**What is being asked:**
Repeat the records in full. No pictures belong in the copy.

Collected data
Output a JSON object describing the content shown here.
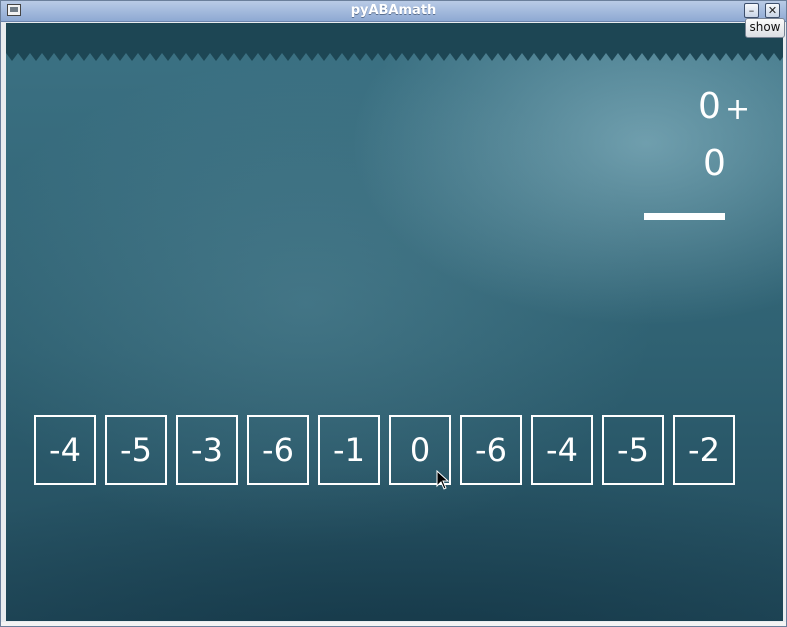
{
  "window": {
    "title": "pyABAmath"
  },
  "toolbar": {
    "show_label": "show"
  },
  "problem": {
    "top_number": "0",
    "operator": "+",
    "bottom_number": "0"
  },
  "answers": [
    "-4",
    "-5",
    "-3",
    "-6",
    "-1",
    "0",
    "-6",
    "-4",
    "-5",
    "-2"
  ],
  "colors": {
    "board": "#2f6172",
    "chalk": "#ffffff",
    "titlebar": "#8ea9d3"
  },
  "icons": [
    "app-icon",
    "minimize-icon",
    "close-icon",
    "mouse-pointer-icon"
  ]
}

**Exercise result:**
Output a JSON object describing the content shown here.
{
  "window": {
    "title": "pyABAmath"
  },
  "toolbar": {
    "show_label": "show"
  },
  "problem": {
    "top_number": "0",
    "operator": "+",
    "bottom_number": "0"
  },
  "answers": [
    "-4",
    "-5",
    "-3",
    "-6",
    "-1",
    "0",
    "-6",
    "-4",
    "-5",
    "-2"
  ],
  "colors": {
    "board": "#2f6172",
    "chalk": "#ffffff",
    "titlebar": "#8ea9d3"
  },
  "icons": [
    "app-icon",
    "minimize-icon",
    "close-icon",
    "mouse-pointer-icon"
  ]
}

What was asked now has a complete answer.